*Exercise details*
Would you reproduce all of the entries exactly?
----- Input
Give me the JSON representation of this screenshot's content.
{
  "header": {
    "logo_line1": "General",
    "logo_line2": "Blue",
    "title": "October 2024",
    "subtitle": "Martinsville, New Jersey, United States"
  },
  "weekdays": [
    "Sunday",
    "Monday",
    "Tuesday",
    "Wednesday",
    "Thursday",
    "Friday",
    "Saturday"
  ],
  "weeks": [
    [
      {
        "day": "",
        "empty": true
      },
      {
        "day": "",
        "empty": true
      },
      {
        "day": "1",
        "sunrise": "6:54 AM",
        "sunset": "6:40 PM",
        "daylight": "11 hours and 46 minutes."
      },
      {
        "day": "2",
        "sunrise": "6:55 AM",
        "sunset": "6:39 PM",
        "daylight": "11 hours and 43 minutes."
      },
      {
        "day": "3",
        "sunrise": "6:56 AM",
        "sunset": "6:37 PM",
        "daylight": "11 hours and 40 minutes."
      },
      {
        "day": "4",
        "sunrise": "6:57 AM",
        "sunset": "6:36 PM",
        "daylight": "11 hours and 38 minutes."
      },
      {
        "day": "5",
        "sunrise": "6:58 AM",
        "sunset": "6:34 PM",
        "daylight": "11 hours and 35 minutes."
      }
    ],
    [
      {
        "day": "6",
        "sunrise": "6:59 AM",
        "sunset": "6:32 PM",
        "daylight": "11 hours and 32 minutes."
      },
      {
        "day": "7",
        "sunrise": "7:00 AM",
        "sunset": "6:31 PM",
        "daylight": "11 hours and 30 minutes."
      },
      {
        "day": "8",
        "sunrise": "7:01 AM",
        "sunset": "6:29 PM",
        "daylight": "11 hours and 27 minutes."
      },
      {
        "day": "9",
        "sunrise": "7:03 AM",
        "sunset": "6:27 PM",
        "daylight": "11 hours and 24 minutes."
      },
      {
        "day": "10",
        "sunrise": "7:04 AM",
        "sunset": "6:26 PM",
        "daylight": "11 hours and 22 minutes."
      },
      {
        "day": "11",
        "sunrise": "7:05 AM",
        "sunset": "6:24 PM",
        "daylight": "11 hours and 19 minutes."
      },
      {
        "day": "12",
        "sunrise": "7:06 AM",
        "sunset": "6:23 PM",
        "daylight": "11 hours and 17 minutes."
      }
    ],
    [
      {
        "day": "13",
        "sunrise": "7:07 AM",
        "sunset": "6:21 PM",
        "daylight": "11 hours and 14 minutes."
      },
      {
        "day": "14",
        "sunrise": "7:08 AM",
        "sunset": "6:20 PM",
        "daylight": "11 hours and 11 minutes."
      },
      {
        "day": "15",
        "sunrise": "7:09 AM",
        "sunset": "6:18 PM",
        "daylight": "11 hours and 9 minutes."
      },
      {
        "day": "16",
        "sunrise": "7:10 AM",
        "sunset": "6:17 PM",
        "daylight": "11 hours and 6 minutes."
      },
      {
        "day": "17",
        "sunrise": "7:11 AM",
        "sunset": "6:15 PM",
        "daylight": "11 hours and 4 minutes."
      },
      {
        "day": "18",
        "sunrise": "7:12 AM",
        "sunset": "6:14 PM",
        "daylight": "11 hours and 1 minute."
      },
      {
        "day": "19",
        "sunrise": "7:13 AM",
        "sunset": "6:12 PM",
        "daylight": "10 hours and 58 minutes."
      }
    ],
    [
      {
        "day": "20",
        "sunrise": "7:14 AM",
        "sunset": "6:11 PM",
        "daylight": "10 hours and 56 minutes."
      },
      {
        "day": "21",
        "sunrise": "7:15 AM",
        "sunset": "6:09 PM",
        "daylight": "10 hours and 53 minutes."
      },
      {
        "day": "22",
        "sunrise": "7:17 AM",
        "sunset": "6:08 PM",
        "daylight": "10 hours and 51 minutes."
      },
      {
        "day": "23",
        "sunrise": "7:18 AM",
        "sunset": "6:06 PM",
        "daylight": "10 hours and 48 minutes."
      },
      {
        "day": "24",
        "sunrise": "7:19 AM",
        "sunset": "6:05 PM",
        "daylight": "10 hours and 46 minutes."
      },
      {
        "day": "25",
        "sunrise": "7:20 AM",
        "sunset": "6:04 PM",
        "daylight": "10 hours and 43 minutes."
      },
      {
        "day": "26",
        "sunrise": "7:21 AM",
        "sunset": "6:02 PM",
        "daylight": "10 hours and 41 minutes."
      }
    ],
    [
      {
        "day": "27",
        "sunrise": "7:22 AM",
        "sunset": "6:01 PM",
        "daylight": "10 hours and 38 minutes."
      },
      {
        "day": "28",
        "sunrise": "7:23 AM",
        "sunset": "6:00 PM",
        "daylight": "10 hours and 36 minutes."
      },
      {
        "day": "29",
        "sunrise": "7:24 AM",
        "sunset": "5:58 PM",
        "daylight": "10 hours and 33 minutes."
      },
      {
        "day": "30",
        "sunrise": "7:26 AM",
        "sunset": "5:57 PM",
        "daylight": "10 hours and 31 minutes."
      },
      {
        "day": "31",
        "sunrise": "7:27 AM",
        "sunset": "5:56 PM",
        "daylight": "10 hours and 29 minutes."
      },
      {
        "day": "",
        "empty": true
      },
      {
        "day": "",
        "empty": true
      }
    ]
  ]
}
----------
*Your response*
Give me the JSON representation of this screenshot's content.
{
  "header": {
    "logo_line1": "General",
    "logo_line2": "Blue",
    "title": "October 2024",
    "subtitle": "Martinsville, New Jersey, United States"
  },
  "weekdays": [
    "Sunday",
    "Monday",
    "Tuesday",
    "Wednesday",
    "Thursday",
    "Friday",
    "Saturday"
  ],
  "weeks": [
    [
      {
        "day": "",
        "empty": true
      },
      {
        "day": "",
        "empty": true
      },
      {
        "day": "1",
        "sunrise": "6:54 AM",
        "sunset": "6:40 PM",
        "daylight": "11 hours and 46 minutes."
      },
      {
        "day": "2",
        "sunrise": "6:55 AM",
        "sunset": "6:39 PM",
        "daylight": "11 hours and 43 minutes."
      },
      {
        "day": "3",
        "sunrise": "6:56 AM",
        "sunset": "6:37 PM",
        "daylight": "11 hours and 40 minutes."
      },
      {
        "day": "4",
        "sunrise": "6:57 AM",
        "sunset": "6:36 PM",
        "daylight": "11 hours and 38 minutes."
      },
      {
        "day": "5",
        "sunrise": "6:58 AM",
        "sunset": "6:34 PM",
        "daylight": "11 hours and 35 minutes."
      }
    ],
    [
      {
        "day": "6",
        "sunrise": "6:59 AM",
        "sunset": "6:32 PM",
        "daylight": "11 hours and 32 minutes."
      },
      {
        "day": "7",
        "sunrise": "7:00 AM",
        "sunset": "6:31 PM",
        "daylight": "11 hours and 30 minutes."
      },
      {
        "day": "8",
        "sunrise": "7:01 AM",
        "sunset": "6:29 PM",
        "daylight": "11 hours and 27 minutes."
      },
      {
        "day": "9",
        "sunrise": "7:03 AM",
        "sunset": "6:27 PM",
        "daylight": "11 hours and 24 minutes."
      },
      {
        "day": "10",
        "sunrise": "7:04 AM",
        "sunset": "6:26 PM",
        "daylight": "11 hours and 22 minutes."
      },
      {
        "day": "11",
        "sunrise": "7:05 AM",
        "sunset": "6:24 PM",
        "daylight": "11 hours and 19 minutes."
      },
      {
        "day": "12",
        "sunrise": "7:06 AM",
        "sunset": "6:23 PM",
        "daylight": "11 hours and 17 minutes."
      }
    ],
    [
      {
        "day": "13",
        "sunrise": "7:07 AM",
        "sunset": "6:21 PM",
        "daylight": "11 hours and 14 minutes."
      },
      {
        "day": "14",
        "sunrise": "7:08 AM",
        "sunset": "6:20 PM",
        "daylight": "11 hours and 11 minutes."
      },
      {
        "day": "15",
        "sunrise": "7:09 AM",
        "sunset": "6:18 PM",
        "daylight": "11 hours and 9 minutes."
      },
      {
        "day": "16",
        "sunrise": "7:10 AM",
        "sunset": "6:17 PM",
        "daylight": "11 hours and 6 minutes."
      },
      {
        "day": "17",
        "sunrise": "7:11 AM",
        "sunset": "6:15 PM",
        "daylight": "11 hours and 4 minutes."
      },
      {
        "day": "18",
        "sunrise": "7:12 AM",
        "sunset": "6:14 PM",
        "daylight": "11 hours and 1 minute."
      },
      {
        "day": "19",
        "sunrise": "7:13 AM",
        "sunset": "6:12 PM",
        "daylight": "10 hours and 58 minutes."
      }
    ],
    [
      {
        "day": "20",
        "sunrise": "7:14 AM",
        "sunset": "6:11 PM",
        "daylight": "10 hours and 56 minutes."
      },
      {
        "day": "21",
        "sunrise": "7:15 AM",
        "sunset": "6:09 PM",
        "daylight": "10 hours and 53 minutes."
      },
      {
        "day": "22",
        "sunrise": "7:17 AM",
        "sunset": "6:08 PM",
        "daylight": "10 hours and 51 minutes."
      },
      {
        "day": "23",
        "sunrise": "7:18 AM",
        "sunset": "6:06 PM",
        "daylight": "10 hours and 48 minutes."
      },
      {
        "day": "24",
        "sunrise": "7:19 AM",
        "sunset": "6:05 PM",
        "daylight": "10 hours and 46 minutes."
      },
      {
        "day": "25",
        "sunrise": "7:20 AM",
        "sunset": "6:04 PM",
        "daylight": "10 hours and 43 minutes."
      },
      {
        "day": "26",
        "sunrise": "7:21 AM",
        "sunset": "6:02 PM",
        "daylight": "10 hours and 41 minutes."
      }
    ],
    [
      {
        "day": "27",
        "sunrise": "7:22 AM",
        "sunset": "6:01 PM",
        "daylight": "10 hours and 38 minutes."
      },
      {
        "day": "28",
        "sunrise": "7:23 AM",
        "sunset": "6:00 PM",
        "daylight": "10 hours and 36 minutes."
      },
      {
        "day": "29",
        "sunrise": "7:24 AM",
        "sunset": "5:58 PM",
        "daylight": "10 hours and 33 minutes."
      },
      {
        "day": "30",
        "sunrise": "7:26 AM",
        "sunset": "5:57 PM",
        "daylight": "10 hours and 31 minutes."
      },
      {
        "day": "31",
        "sunrise": "7:27 AM",
        "sunset": "5:56 PM",
        "daylight": "10 hours and 29 minutes."
      },
      {
        "day": "",
        "empty": true
      },
      {
        "day": "",
        "empty": true
      }
    ]
  ]
}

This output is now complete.